First, it’s important to define what the change is and general information about it so you and your team know how to proceed. Ask yourself questions about the change, such as whether is it planned or unplanned. Will it have an incremental rollout, or will it need a faster implementation? These questions will help you gather information about the change so that you can create an effective change management plan. Make sure you use change orders to control change in your projects, programs and portfolios.
2. Create a Change Vision
Your change vision is a description of what your organization will look like after a change has been successfully implemented. Similar to a gap analysis, it describes the difference between the current state and the desired future state and the expected benefits for the project or organization.
3. Select a Change Management Model
There are several change management models you can choose from, each with its own pros and cons depending on the specific characteristics of your project or organization.
4. Create a Change Management Plan
A change management plan explains how the change will be managed, either at the project or organizational level. It describes what are the change management roles and responsibilities, who is on the change control board, how will the change request process work, and any other details that are related to change management.
5. Assemble a Change Management Team
Your change management plan has all the strategies, guidelines and procedures that you will use to manage change. Now you’ll need a team to execute them. Assemble a cross-functional team, so that you have different perspectives to analyze change.
6. Implement & Track the Changes
The work isn’t done once you’ve implemented a change in your project or organization. It’s important to follow up and track the impact of your changes using data and key performance indicators (KPIs).
Change Management Templates
Here are some free templates that can help you with change management at the project level. We also have dozens of project management templates to help you with planning, scheduling and tracking.
Change Request Template
This free template is ideal to streamline your change request approval process. It can be easily customized and shared with your team.
Change Order Template
Change orders are a fundamental project change management document. This free template is ideal to get you started.
Change Log Template
This change log template is ideal to keep track of every change that takes place during your project life cycle.
ProjectManager Helps with Change Management
Once you have defined your process, you need to decide on what tools you want to use to manage that change control process. Many teams turn to simple Excel templates to list change requests and track progress. Typically there are several data points you want to track when you are managing a change control process:
- Description of change request
- Who requested it
- Priority of item
- Assignee in charge of implementing change
- Date change was implemented
That’s a simple way to track the full process. Some project management software tools, however, help you manage change as a part of your project management. For example, in ProjectManager, you can track changes, along with risks and issues, right in the software.

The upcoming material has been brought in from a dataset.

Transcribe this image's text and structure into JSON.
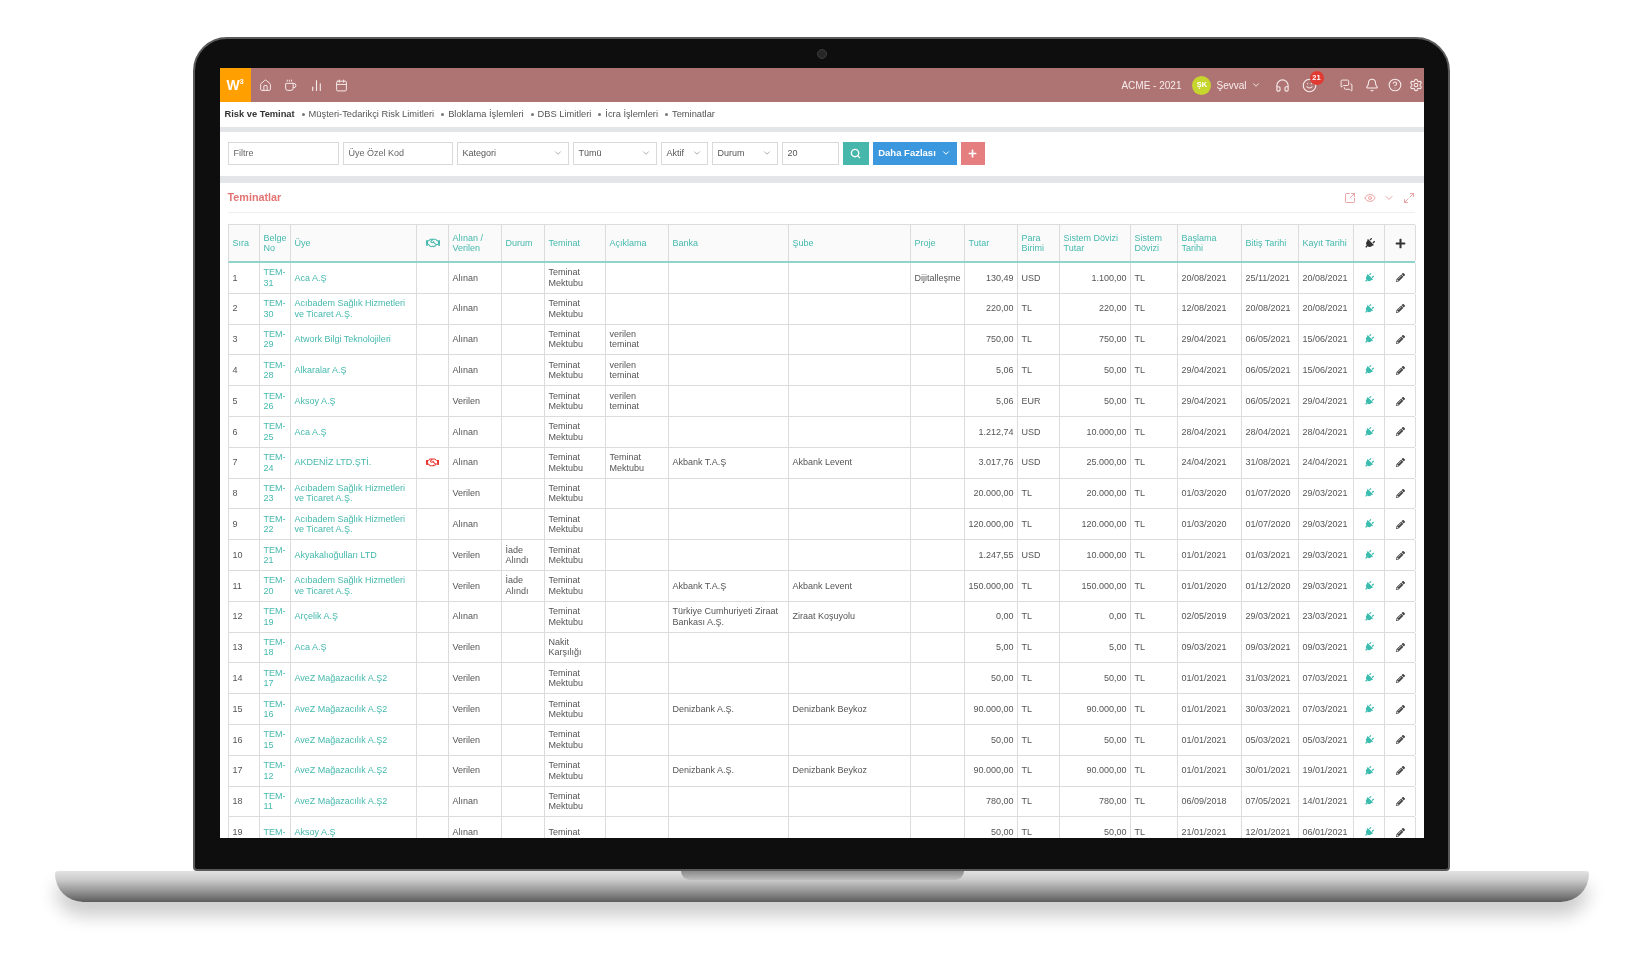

The benefit of incorporating change management into your PM tool is:
- Track changes with the project
- Attach change requests to specific tasks
- Get email alerts when changes are updated
- Track changes on a dashboard.
When changes are connected to particular projects, or even when you make organizational changes its own project, it can help to use tools that keep your process moving forward through automation and tracking capabilities. Whatever tool you use, be sure to remember that change must be led. While change happens, managing change takes leadership.
Change happens, but without the right tools to manage that change, it’s the change and not you who is directing the project. To have a strong change management process, you must have an able change management tool. ProjectManager is online project management software that gives you real-time data so you can identify change as it’s happening. Then you have the features you and your team require to resolve those changes. Get started with ProjectManager for free and manage change by taking this free 30-day trial.